What is Data Masking?
Data masking is the process of replacing sensitive data with modified, realistic values. It’s also known as data obfuscation.
Both small and large enterprises use it to protect personal information, including social security numbers, bank accounts, or credit card numbers. Data masking doesn’t merely conceal data with asterisks or blanks. Instead, a practical alternative is given and rendered in the same format. The factitious content is valuable for training, demonstrations, or testing purposes.
How it Works
Data masking, or data scrubbing, uses various algorithms to hide and replace personal information. The displayed values retain their initial properties, keeping the information structurally identical.
There are many different types or methods of data masking. Each approach works to secure sensitive information, however, their way of proceeding differs. The most common method is static data masking.
- Static Data Masking – Data obfuscation is implemented on a duplicate of the golden database. The copy appears identical to its original, except the sensitive data is altered. In most cases, this method involves loading the copy into a separate environment, removing unnecessary data (a technique called “subsetting”), and then masking data while it is in stasis. The masked version can then be pushed to a target environment.
- Dynamic Data Masking – Hence the name, the masking of information takes place in runtime or dynamically. In this instance, there isn’t a need for a second data source. Sensitive data is only accessible by authorized users, while unauthorized users see fake values. This method is typically used to apply role-based security for applications or databases. It’s also only available in read-only scenarios.
- On-the-Fly Data Masking – Masking sensitive data occurs when information transfers between environments, such as from production to test. This process is ideal for organizations that perform continuous deployments or have heavily integrated applications, as it can be challenging to keep a constant backup of masked data.
- Deterministic Data Masking – This refers to mapping two sets of data, both of which include the same type of information. Masking is applied in a way that column data always replaces the same value. For example, the name ‘Sarah Johnson’ is always replaced with ‘Karen Smith’, anytime it appears in the database.
- Statistical Data Obfuscation – In this data masking instance, the production data can hold different figures, also referred to as statistics. The technique of masquerading these statistics is called statistical data obfuscation. It allows you to share information about patterns in a data set without revealing its actual information.
Organizations can protect sensitive data using a variety of techniques or tools. One of the most common and effective ways to apply data masking is through substitution.
- Substitution – Protecting sensitive information is achieved by substituting out the authentic data with fake but realistic values. It’s noted as one of the most effective solutions, as it preserves the original look and feel of the data. In this technique, a non-authentic user wouldn’t question the validity of the information.

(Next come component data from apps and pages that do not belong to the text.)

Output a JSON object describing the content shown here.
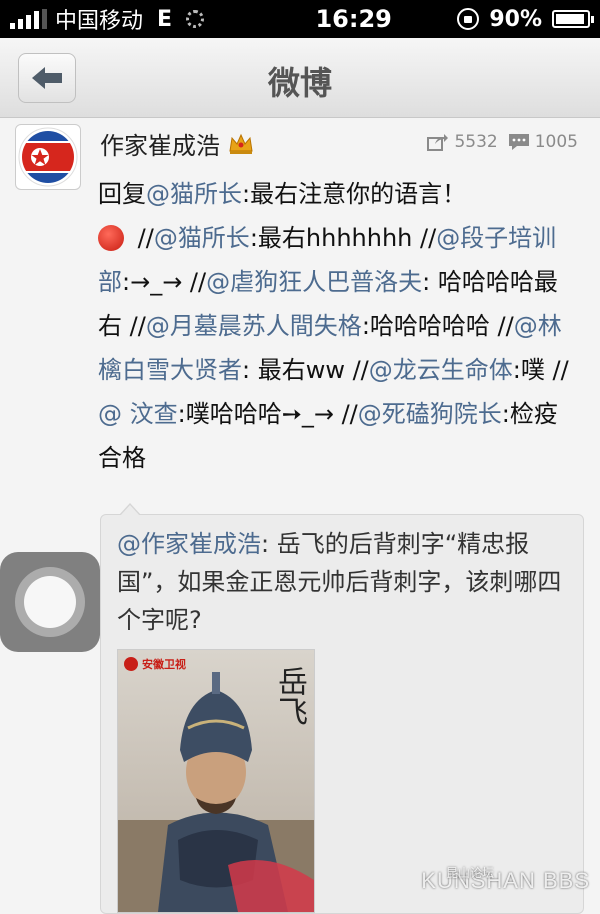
{
  "status_bar": {
    "carrier": "中国移动",
    "network": "E",
    "time": "16:29",
    "battery": "90%"
  },
  "nav": {
    "title": "微博"
  },
  "post": {
    "author": "作家崔成浩",
    "reposts": "5532",
    "comments": "1005",
    "text": {
      "p1": "回复",
      "m1": "@猫所长",
      "p2": ":最右注意你的语言！",
      "p3": " //",
      "m2": "@猫所长",
      "p4": ":最右hhhhhhh //",
      "m3": "@段子培训部",
      "p5": ":→_→ //",
      "m4": "@虐狗狂人巴普洛夫",
      "p6": ": 哈哈哈哈最右 //",
      "m5": "@月墓晨苏人間失格",
      "p7": ":哈哈哈哈哈 //",
      "m6": "@林檎白雪大贤者",
      "p8": ": 最右ww //",
      "m7": "@龙云生命体",
      "p9": ":噗 //",
      "m8": "@ 汶查",
      "p10": ":噗哈哈哈➙_→ //",
      "m9": "@死磕狗院长",
      "p11": ":检疫合格"
    }
  },
  "quote": {
    "mention": "@作家崔成浩",
    "text": ": 岳飞的后背刺字“精忠报国”，如果金正恩元帅后背刺字，该刺哪四个字呢?",
    "image": {
      "channel": "安徽卫视",
      "calligraphy": "岳飞"
    }
  },
  "watermark": {
    "cn": "昆山论坛",
    "en": "KUNSHAN BBS"
  }
}
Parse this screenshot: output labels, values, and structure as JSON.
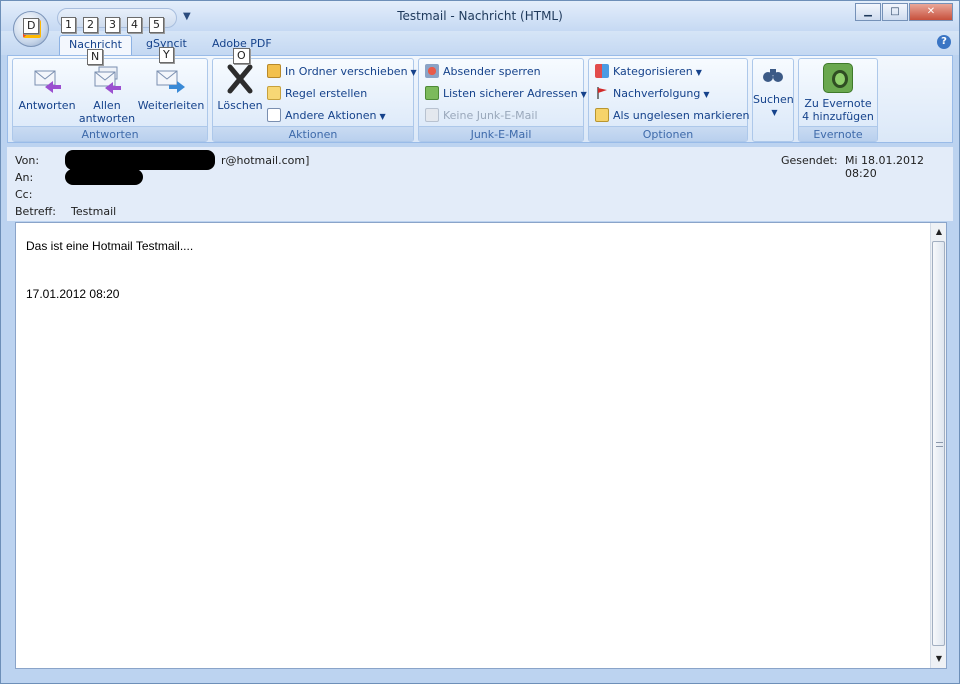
{
  "window": {
    "title": "Testmail - Nachricht (HTML)"
  },
  "keytips": {
    "office": "D",
    "qat": [
      "1",
      "2",
      "3",
      "4",
      "5"
    ],
    "tab": "N",
    "reply_all": "Y",
    "delete": "O"
  },
  "tabs": [
    {
      "label": "Nachricht",
      "active": true
    },
    {
      "label": "gSyncit",
      "active": false
    },
    {
      "label": "Adobe PDF",
      "active": false
    }
  ],
  "ribbon": {
    "antworten": {
      "label": "Antworten",
      "reply": "Antworten",
      "reply_all_1": "Allen",
      "reply_all_2": "antworten",
      "forward": "Weiterleiten"
    },
    "aktionen": {
      "label": "Aktionen",
      "delete": "Löschen",
      "move": "In Ordner verschieben",
      "rule": "Regel erstellen",
      "other": "Andere Aktionen"
    },
    "junk": {
      "label": "Junk-E-Mail",
      "block": "Absender sperren",
      "safe_lists": "Listen sicherer Adressen",
      "not_junk": "Keine Junk-E-Mail"
    },
    "optionen": {
      "label": "Optionen",
      "categorize": "Kategorisieren",
      "followup": "Nachverfolgung",
      "mark_unread": "Als ungelesen markieren"
    },
    "suchen": {
      "label": "Suchen"
    },
    "evernote": {
      "label": "Evernote",
      "add_1": "Zu Evernote",
      "add_2": "4 hinzufügen"
    }
  },
  "header": {
    "from_label": "Von:",
    "from_value": "r@hotmail.com]",
    "to_label": "An:",
    "cc_label": "Cc:",
    "subject_label": "Betreff:",
    "subject_value": "Testmail",
    "sent_label": "Gesendet:",
    "sent_value": "Mi 18.01.2012 08:20"
  },
  "body": {
    "line1": "Das ist eine Hotmail Testmail....",
    "line2": "17.01.2012 08:20"
  },
  "colors": {
    "ribbon_text": "#15428b",
    "frame": "#bcd3f0",
    "accent": "#3a75c4"
  }
}
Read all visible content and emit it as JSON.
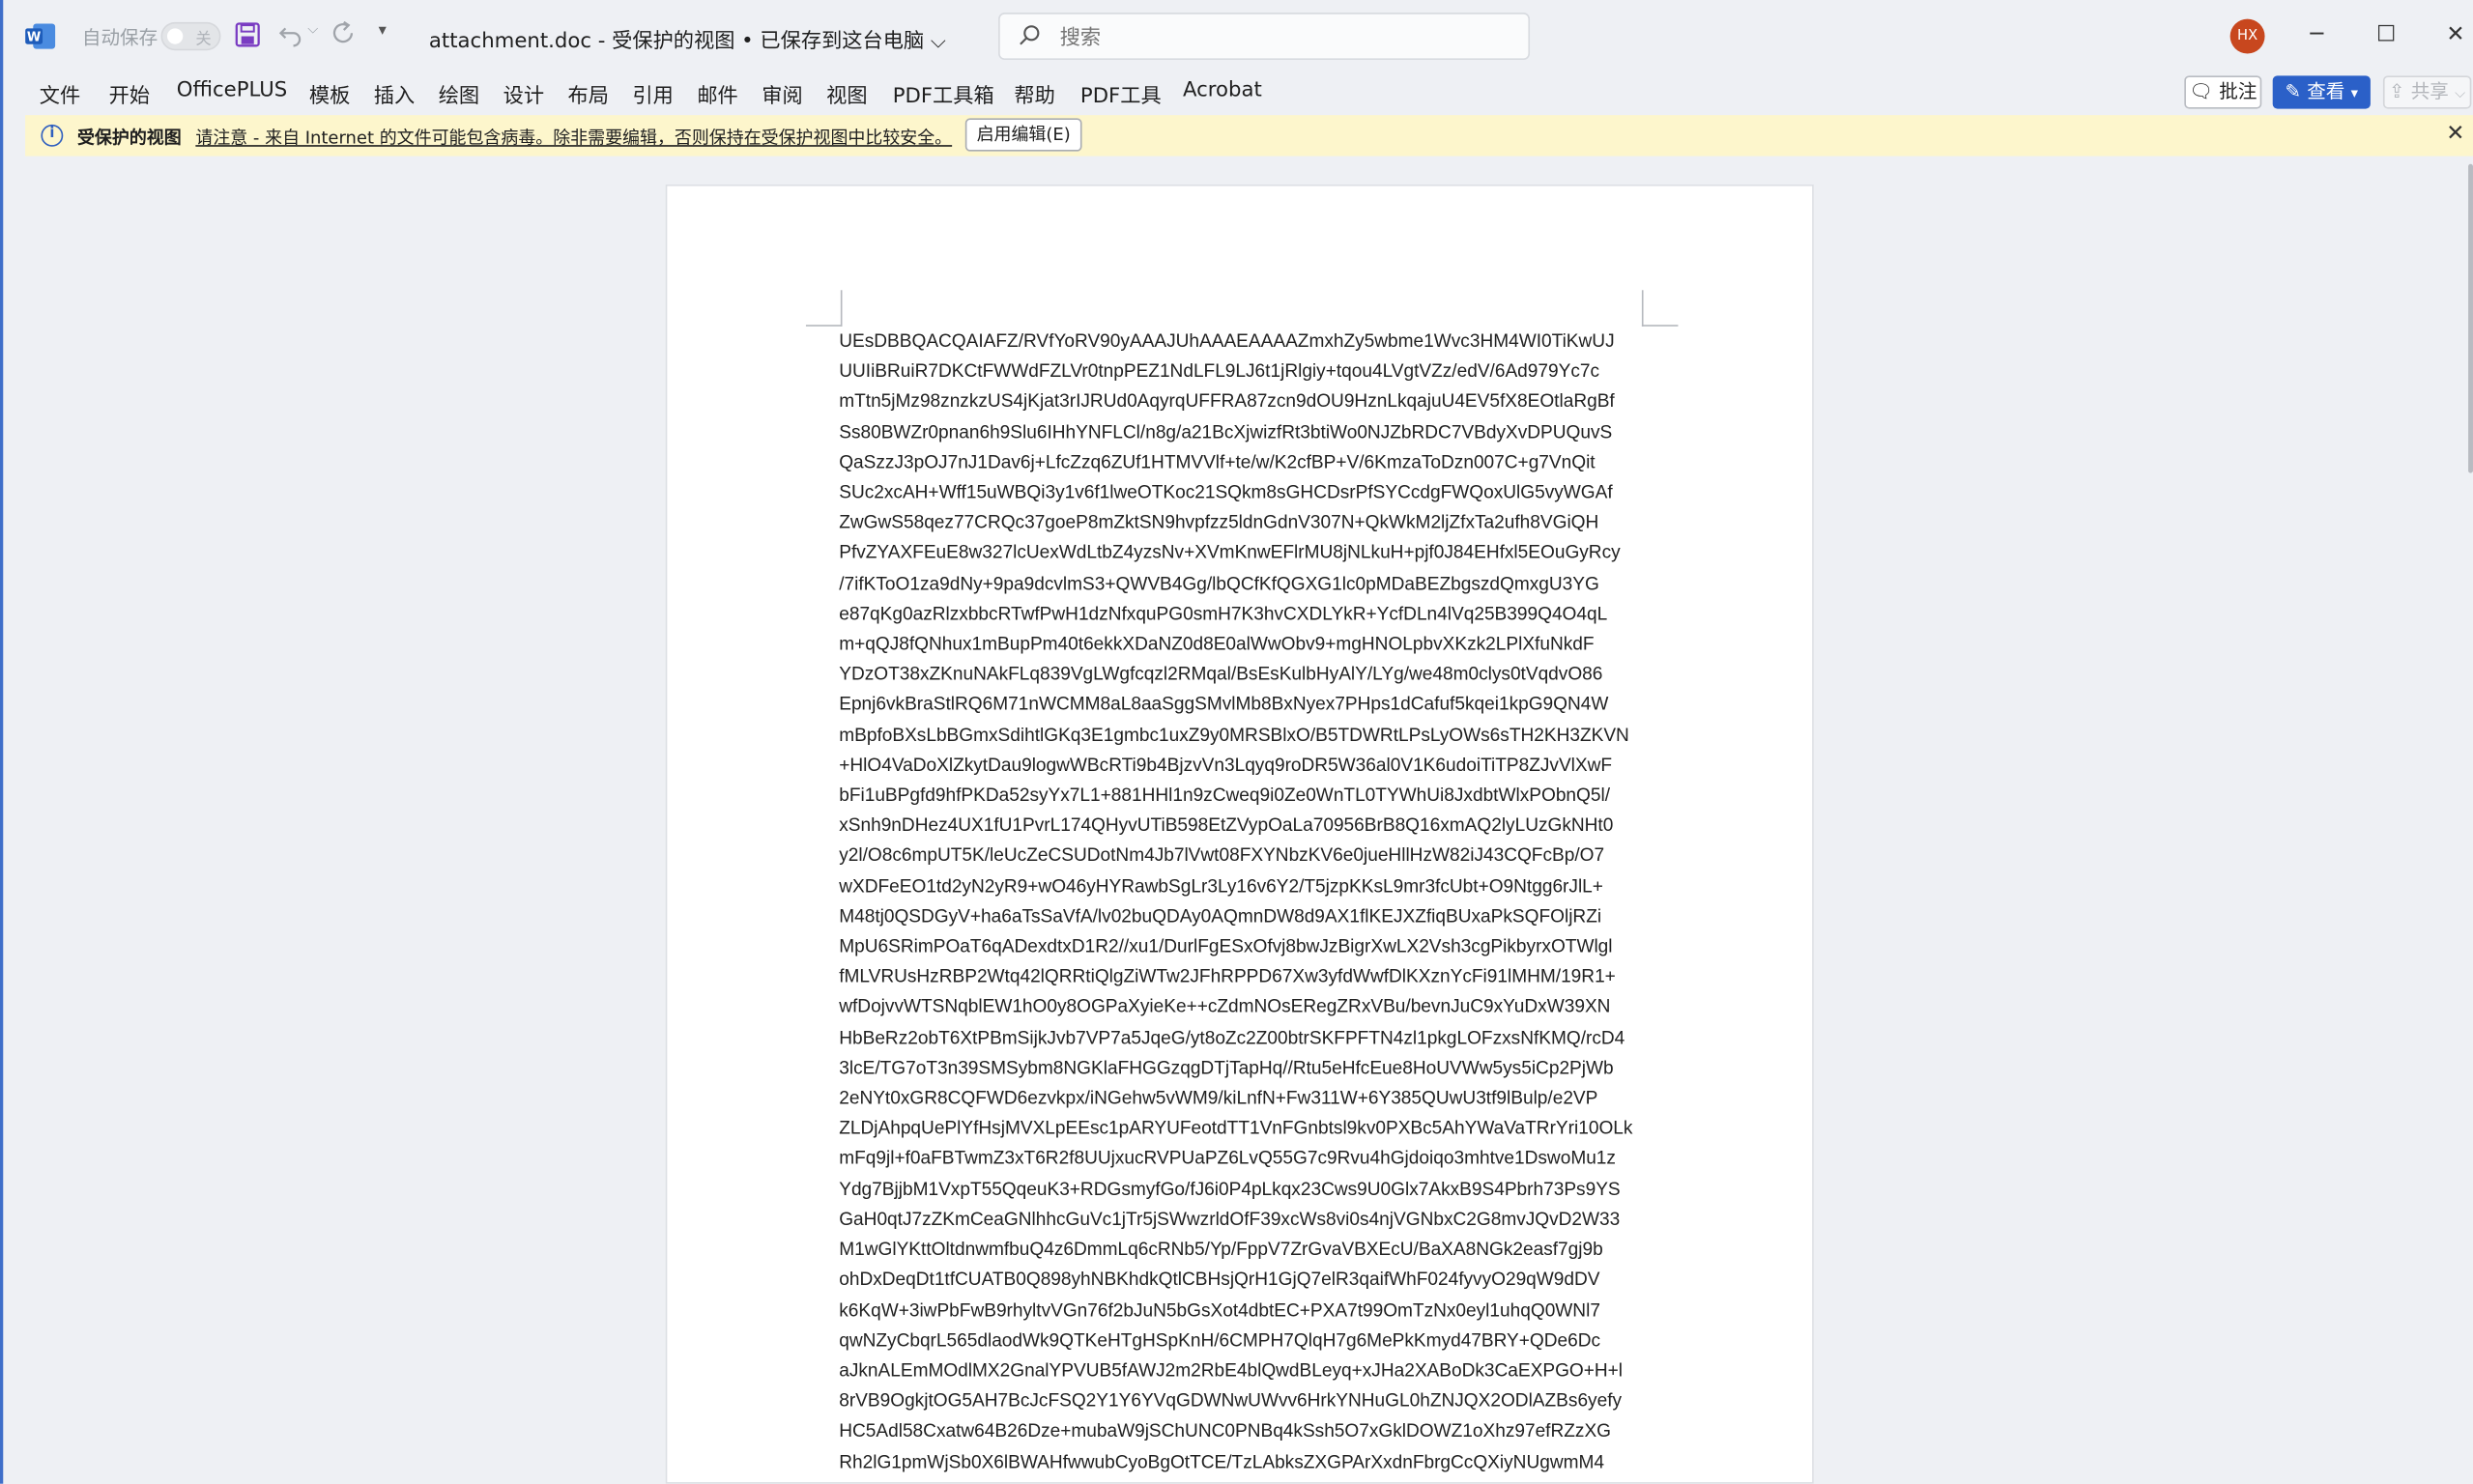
{
  "titlebar": {
    "autosave_label": "自动保存",
    "autosave_state": "关",
    "doc_title": "attachment.doc  -  受保护的视图 • 已保存到这台电脑 ⌵",
    "search_placeholder": "搜索",
    "avatar_initials": "HX"
  },
  "menu": {
    "items": [
      "文件",
      "开始",
      "OfficePLUS",
      "模板",
      "插入",
      "绘图",
      "设计",
      "布局",
      "引用",
      "邮件",
      "审阅",
      "视图",
      "PDF工具箱",
      "帮助",
      "PDF工具",
      "Acrobat"
    ],
    "comment_label": "批注",
    "view_label": "查看",
    "share_label": "共享"
  },
  "infobar": {
    "title": "受保护的视图",
    "message": "请注意 - 来自 Internet 的文件可能包含病毒。除非需要编辑，否则保持在受保护视图中比较安全。",
    "enable_button": "启用编辑(E)"
  },
  "document": {
    "lines": [
      "UEsDBBQACQAIAFZ/RVfYoRV90yAAAJUhAAAEAAAAZmxhZy5wbme1Wvc3HM4WI0TiKwUJ",
      "UUIiBRuiR7DKCtFWWdFZLVr0tnpPEZ1NdLFL9LJ6t1jRlgiy+tqou4LVgtVZz/edV/6Ad979Yc7c",
      "mTtn5jMz98znzkzUS4jKjat3rIJRUd0AqyrqUFFRA87zcn9dOU9HznLkqajuU4EV5fX8EOtlaRgBf",
      "Ss80BWZr0pnan6h9Slu6IHhYNFLCl/n8g/a21BcXjwizfRt3btiWo0NJZbRDC7VBdyXvDPUQuvS",
      "QaSzzJ3pOJ7nJ1Dav6j+LfcZzq6ZUf1HTMVVlf+te/w/K2cfBP+V/6KmzaToDzn007C+g7VnQit",
      "SUc2xcAH+Wff15uWBQi3y1v6f1lweOTKoc21SQkm8sGHCDsrPfSYCcdgFWQoxUlG5vyWGAf",
      "ZwGwS58qez77CRQc37goeP8mZktSN9hvpfzz5ldnGdnV307N+QkWkM2ljZfxTa2ufh8VGiQH",
      "PfvZYAXFEuE8w327lcUexWdLtbZ4yzsNv+XVmKnwEFlrMU8jNLkuH+pjf0J84EHfxl5EOuGyRcy",
      "/7ifKToO1za9dNy+9pa9dcvlmS3+QWVB4Gg/lbQCfKfQGXG1lc0pMDaBEZbgszdQmxgU3YG",
      "e87qKg0azRlzxbbcRTwfPwH1dzNfxquPG0smH7K3hvCXDLYkR+YcfDLn4lVq25B399Q4O4qL",
      "m+qQJ8fQNhux1mBupPm40t6ekkXDaNZ0d8E0alWwObv9+mgHNOLpbvXKzk2LPlXfuNkdF",
      "YDzOT38xZKnuNAkFLq839VgLWgfcqzl2RMqal/BsEsKulbHyAlY/LYg/we48m0clys0tVqdvO86",
      "Epnj6vkBraStlRQ6M71nWCMM8aL8aaSggSMvlMb8BxNyex7PHps1dCafuf5kqei1kpG9QN4W",
      "mBpfoBXsLbBGmxSdihtlGKq3E1gmbc1uxZ9y0MRSBlxO/B5TDWRtLPsLyOWs6sTH2KH3ZKVN",
      "+HlO4VaDoXlZkytDau9logwWBcRTi9b4BjzvVn3Lqyq9roDR5W36al0V1K6udoiTiTP8ZJvVlXwF",
      "bFi1uBPgfd9hfPKDa52syYx7L1+881HHl1n9zCweq9i0Ze0WnTL0TYWhUi8JxdbtWlxPObnQ5l/",
      "xSnh9nDHez4UX1fU1PvrL174QHyvUTiB598EtZVypOaLa70956BrB8Q16xmAQ2lyLUzGkNHt0",
      "y2l/O8c6mpUT5K/leUcZeCSUDotNm4Jb7lVwt08FXYNbzKV6e0jueHllHzW82iJ43CQFcBp/O7",
      "wXDFeEO1td2yN2yR9+wO46yHYRawbSgLr3Ly16v6Y2/T5jzpKKsL9mr3fcUbt+O9Ntgg6rJlL+",
      "M48tj0QSDGyV+ha6aTsSaVfA/lv02buQDAy0AQmnDW8d9AX1flKEJXZfiqBUxaPkSQFOljRZi",
      "MpU6SRimPOaT6qADexdtxD1R2//xu1/DurlFgESxOfvj8bwJzBigrXwLX2Vsh3cgPikbyrxOTWlgl",
      "fMLVRUsHzRBP2Wtq42lQRRtiQlgZiWTw2JFhRPPD67Xw3yfdWwfDlKXznYcFi91lMHM/19R1+",
      "wfDojvvWTSNqblEW1hO0y8OGPaXyieKe++cZdmNOsERegZRxVBu/bevnJuC9xYuDxW39XN",
      "HbBeRz2obT6XtPBmSijkJvb7VP7a5JqeG/yt8oZc2Z00btrSKFPFTN4zl1pkgLOFzxsNfKMQ/rcD4",
      "3lcE/TG7oT3n39SMSybm8NGKlaFHGGzqgDTjTapHq//Rtu5eHfcEue8HoUVWw5ys5iCp2PjWb",
      "2eNYt0xGR8CQFWD6ezvkpx/iNGehw5vWM9/kiLnfN+Fw311W+6Y385QUwU3tf9lBulp/e2VP",
      "ZLDjAhpqUePlYfHsjMVXLpEEsc1pARYUFeotdTT1VnFGnbtsl9kv0PXBc5AhYWaVaTRrYri10OLk",
      "mFq9jl+f0aFBTwmZ3xT6R2f8UUjxucRVPUaPZ6LvQ55G7c9Rvu4hGjdoiqo3mhtve1DswoMu1z",
      "Ydg7BjjbM1VxpT55QqeuK3+RDGsmyfGo/fJ6i0P4pLkqx23Cws9U0Glx7AkxB9S4Pbrh73Ps9YS",
      "GaH0qtJ7zZKmCeaGNlhhcGuVc1jTr5jSWwzrldOfF39xcWs8vi0s4njVGNbxC2G8mvJQvD2W33",
      "M1wGlYKttOltdnwmfbuQ4z6DmmLq6cRNb5/Yp/FppV7ZrGvaVBXEcU/BaXA8NGk2easf7gj9b",
      "ohDxDeqDt1tfCUATB0Q898yhNBKhdkQtlCBHsjQrH1GjQ7elR3qaifWhF024fyvyO29qW9dDV",
      "k6KqW+3iwPbFwB9rhyltvVGn76f2bJuN5bGsXot4dbtEC+PXA7t99OmTzNx0eyl1uhqQ0WNl7",
      "qwNZyCbqrL565dlaodWk9QTKeHTgHSpKnH/6CMPH7QlqH7g6MePkKmyd47BRY+QDe6Dc",
      "aJknALEmMOdlMX2GnalYPVUB5fAWJ2m2RbE4blQwdBLeyq+xJHa2XABoDk3CaEXPGO+H+l",
      "8rVB9OgkjtOG5AH7BcJcFSQ2Y1Y6YVqGDWNwUWvv6HrkYNHuGL0hZNJQX2ODlAZBs6yefy",
      "HC5Adl58Cxatw64B26Dze+mubaW9jSChUNC0PNBq4kSsh5O7xGklDOWZ1oXhz97efRZzXG",
      "Rh2lG1pmWjSb0X6lBWAHfwwubCyoBgOtTCE/TzLAbksZXGPArXxdnFbrgCcQXiyNUgwmM4"
    ]
  }
}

- Shuffling – Another popular way to apply data masking is by shuffling values within the columns. It’s a technique similar to substitution, but the values are switched using the same column of data that is being masked. Shuffling is not ideal for high-profile data, as the algorithm can be reverse-engineered.
- Scrambling – As the name suggests, scrambling involves rearranging the order of characters and numbers. It’s a simple security technique that can aid in data protection. However, deciphering the original value is still possible depending on if an individual knows the authentic pattern.
- Number and Data Variance – The numeric variance technique is practiced when masking financial and transactional information. In this technique, the displayed information reflects the values between a defined range. If the variance applied is between +/- 10% or +/- 120 days then it is often deemed to be a meaningful data set.
- Encryption – One of the most complex masking techniques is encryption. Viewing encrypted data requires the user to produce a key, also known as an encryption key. The data remains protected as long as only authorized users can access the key.
- Nulling Out (Deletion) – Applying a null value is one of the simplest forms of data masking. Nulling prevents the visibility of the data element. However, this practice reduces data integrity and can be a challenge during testing or development.
Best Practice Strategies
The first step in securing and managing sensitive data is identifying what information needs to be protected. This also includes knowing where the data resides, what applications use it, and which users are authorized to access it.
Adhering to compliance regulations, organizations should always mask the following data fields:
- Personally identifiable information (PII)
- Payment card information (PCI)
- Protected health information (PHI)
- Intellectual property (IP)
Once an organization has this established, you’ll want to ensure your protection policy meets the following best practices:
- Preserves referential integrity – With large enterprises, implementing a single data masking method isn’t always practical. However, the various techniques applied must remain in sync. Be sure to consistently apply the same technique to the same type of data, ensuring its integrity.
- Irreversible – Effective masking techniques will always prohibit reverse engineering. Masked data should remain altered and be unable to change back to its original state.
- Returns realistic values – Replacing actual data with falsified values helps to ensure testing and development can proceed with accuracy. It also adds a layer of security, given if the masked data is compromised, it wouldn’t serve any value.
- Repeatable – The best data masking solutions are ones that are quick, repeatable, or even automatic. The job of securing personal information is constant. When requirements or changes to sensitive data occur, it’s ideal to have a process that is simple to implement.
- Flexible and customizable – Environments and data sources are constantly spinning up and down. An effective data obfuscation process should easily evolve and adapt to the changes of your ERP system.